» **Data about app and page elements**
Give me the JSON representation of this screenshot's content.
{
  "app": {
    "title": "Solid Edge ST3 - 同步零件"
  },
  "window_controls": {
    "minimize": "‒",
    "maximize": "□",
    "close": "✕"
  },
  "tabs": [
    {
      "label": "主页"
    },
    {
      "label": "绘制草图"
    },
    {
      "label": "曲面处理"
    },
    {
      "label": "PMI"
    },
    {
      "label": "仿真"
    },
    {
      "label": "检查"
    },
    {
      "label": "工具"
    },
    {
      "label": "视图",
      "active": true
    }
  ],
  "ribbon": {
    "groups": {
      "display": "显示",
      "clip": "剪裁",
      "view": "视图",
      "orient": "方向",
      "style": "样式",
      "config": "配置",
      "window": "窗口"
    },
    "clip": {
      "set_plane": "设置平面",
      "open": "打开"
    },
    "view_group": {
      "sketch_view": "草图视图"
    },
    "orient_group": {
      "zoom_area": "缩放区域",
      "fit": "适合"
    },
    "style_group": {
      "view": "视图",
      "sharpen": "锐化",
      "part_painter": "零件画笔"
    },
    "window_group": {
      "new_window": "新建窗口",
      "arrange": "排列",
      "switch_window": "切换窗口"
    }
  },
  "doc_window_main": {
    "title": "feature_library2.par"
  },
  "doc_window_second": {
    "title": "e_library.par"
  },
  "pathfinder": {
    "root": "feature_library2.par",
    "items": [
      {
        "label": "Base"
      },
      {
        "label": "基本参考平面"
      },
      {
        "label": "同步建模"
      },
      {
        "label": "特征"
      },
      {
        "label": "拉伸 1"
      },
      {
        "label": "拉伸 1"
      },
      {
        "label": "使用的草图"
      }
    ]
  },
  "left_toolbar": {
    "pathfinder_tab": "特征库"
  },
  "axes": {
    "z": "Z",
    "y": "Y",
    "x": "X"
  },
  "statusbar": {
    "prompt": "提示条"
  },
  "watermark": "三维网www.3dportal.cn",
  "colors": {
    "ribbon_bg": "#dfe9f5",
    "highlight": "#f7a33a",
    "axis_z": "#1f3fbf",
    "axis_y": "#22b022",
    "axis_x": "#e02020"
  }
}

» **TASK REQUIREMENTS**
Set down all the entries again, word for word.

» **YOUR RESPONSE**
Give me the JSON representation of this screenshot's content.
{
  "app": {
    "title": "Solid Edge ST3 - 同步零件"
  },
  "window_controls": {
    "minimize": "‒",
    "maximize": "□",
    "close": "✕"
  },
  "tabs": [
    {
      "label": "主页"
    },
    {
      "label": "绘制草图"
    },
    {
      "label": "曲面处理"
    },
    {
      "label": "PMI"
    },
    {
      "label": "仿真"
    },
    {
      "label": "检查"
    },
    {
      "label": "工具"
    },
    {
      "label": "视图",
      "active": true
    }
  ],
  "ribbon": {
    "groups": {
      "display": "显示",
      "clip": "剪裁",
      "view": "视图",
      "orient": "方向",
      "style": "样式",
      "config": "配置",
      "window": "窗口"
    },
    "clip": {
      "set_plane": "设置平面",
      "open": "打开"
    },
    "view_group": {
      "sketch_view": "草图视图"
    },
    "orient_group": {
      "zoom_area": "缩放区域",
      "fit": "适合"
    },
    "style_group": {
      "view": "视图",
      "sharpen": "锐化",
      "part_painter": "零件画笔"
    },
    "window_group": {
      "new_window": "新建窗口",
      "arrange": "排列",
      "switch_window": "切换窗口"
    }
  },
  "doc_window_main": {
    "title": "feature_library2.par"
  },
  "doc_window_second": {
    "title": "e_library.par"
  },
  "pathfinder": {
    "root": "feature_library2.par",
    "items": [
      {
        "label": "Base"
      },
      {
        "label": "基本参考平面"
      },
      {
        "label": "同步建模"
      },
      {
        "label": "特征"
      },
      {
        "label": "拉伸 1"
      },
      {
        "label": "拉伸 1"
      },
      {
        "label": "使用的草图"
      }
    ]
  },
  "left_toolbar": {
    "pathfinder_tab": "特征库"
  },
  "axes": {
    "z": "Z",
    "y": "Y",
    "x": "X"
  },
  "statusbar": {
    "prompt": "提示条"
  },
  "watermark": "三维网www.3dportal.cn",
  "colors": {
    "ribbon_bg": "#dfe9f5",
    "highlight": "#f7a33a",
    "axis_z": "#1f3fbf",
    "axis_y": "#22b022",
    "axis_x": "#e02020"
  }
}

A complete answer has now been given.